An upside of the higher ball flight is that I’ve started to use that to escape some trouble. The best example is the 2nd hole where I hooked my driver right into the bunker. I used the higher flight of the pitching wedge to escape the bunker and still move the ball down the fairway to leave me with a short shot into the green. I’ve been able to be more aggressive from undesired lies. While a traditional 60* wedge could have cleared the same situations, it would not have the carry the One Length GW has, leaving my shot short.
The downside of the higher ball flight is that on a short 130 yard par 3, I hit my PW and watch wind have a greater impact on the shot. Recently, I squeezed in a round before a tropical storm reached my area. The wind was pretty strong that day, but I really noticed it on one of the par 3 holes. I hit my normal PW shot which would reach and watched the ball shift in direction twice during the flight. At first the ball was drifting right, but then it came back left all the way off the green. I couldn’t believe it so I hit another ball and saw almost the same results. This time it started drifting left, and then near the apex of the flight, started going right and fell just off the right side of the green.
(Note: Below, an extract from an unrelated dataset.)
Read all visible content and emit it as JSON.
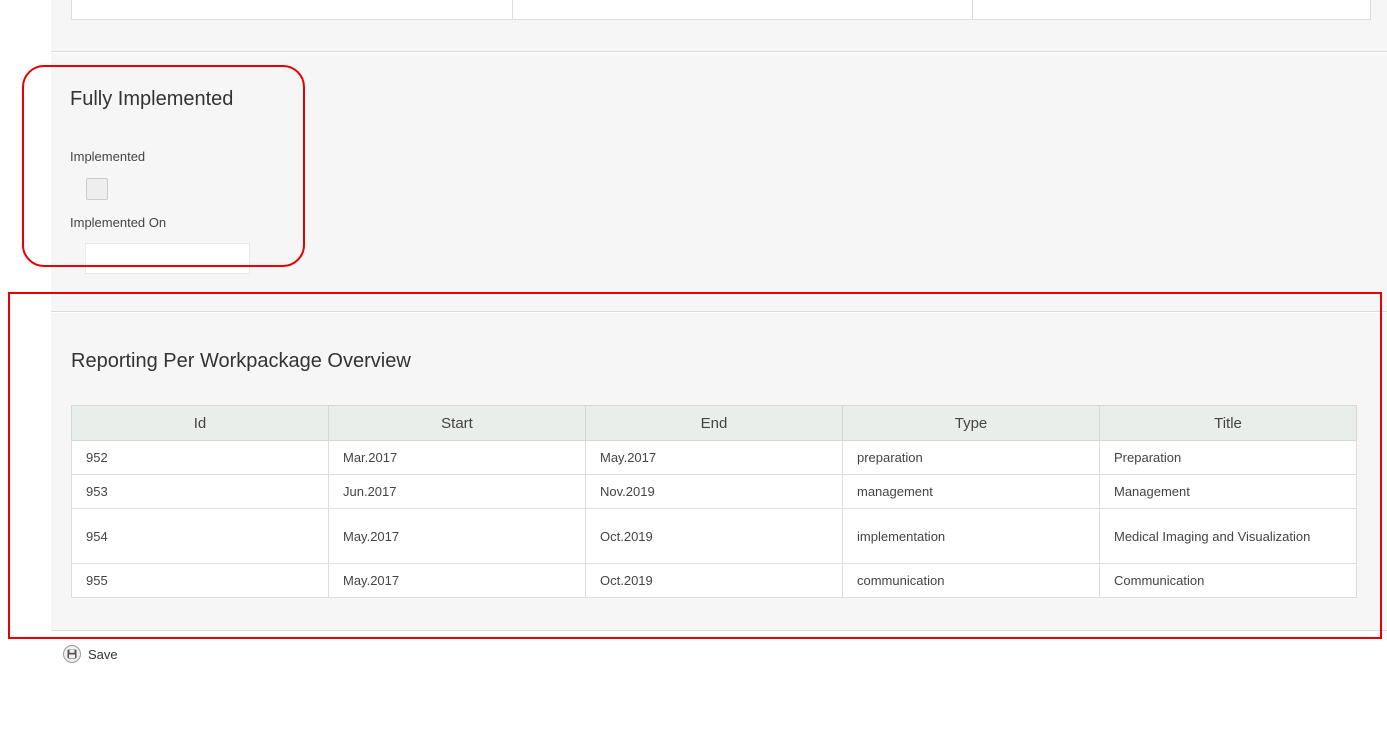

The higher flight has given me more chances to lower my scores by escaping trouble like bunkers or trees than it has caused me to miss greens. This gives me more confidence when playing out of a bunker or when I need to carry over water. When I’m in a bunker, I can play a club with more distance out of a bunker, meaning I’m closer to the pin after escaping. When it comes to carrying water, my distances are less determined by roll than overall carry. This means that if I need to carry 170 yards to clear the water and hit the green, I can hit a shot for 175 yards rather than 185 yards, resulting in my approach being closer to the hole and shorter putts.
Through 25 Rounds
My goal in switching to One Length irons was initially to help me play well without having the time to dedicate to practice or range sessions. Through the first 25 rounds, this is exactly what I’m seeing. My scores have actually improved as my iron play has become more consistent. Every single iron performs the same each time I use it. This allows me to feel confident hitting any of the irons in the set.
The biggest score-saving element is the tighter dispersion of my shots. Because the shots are in a smaller area, I’m able to truly take aim at the green or flag and get my desired result. Prior to switching, I was playing my best golf in the past couple of years thanks to having a little more time on my hands. I was averaging about +8 per round. Even with my life moving closer to normal and not having time for practice or playing, the One Length irons have had me averaging around +6 for each round.
If you are looking to improve your consistency, lower your scores, and not spend hours practicing at the driving range or playing every day, the Cobra One Length Irons will help you do just that. If you’re worried about length and lie adjustments for the set, talk with a Curated Expert to get fit online. In Part 3, I will have a full wrap after playing close to 50 rounds with the irons and what solutions I found to the driving iron and wedges.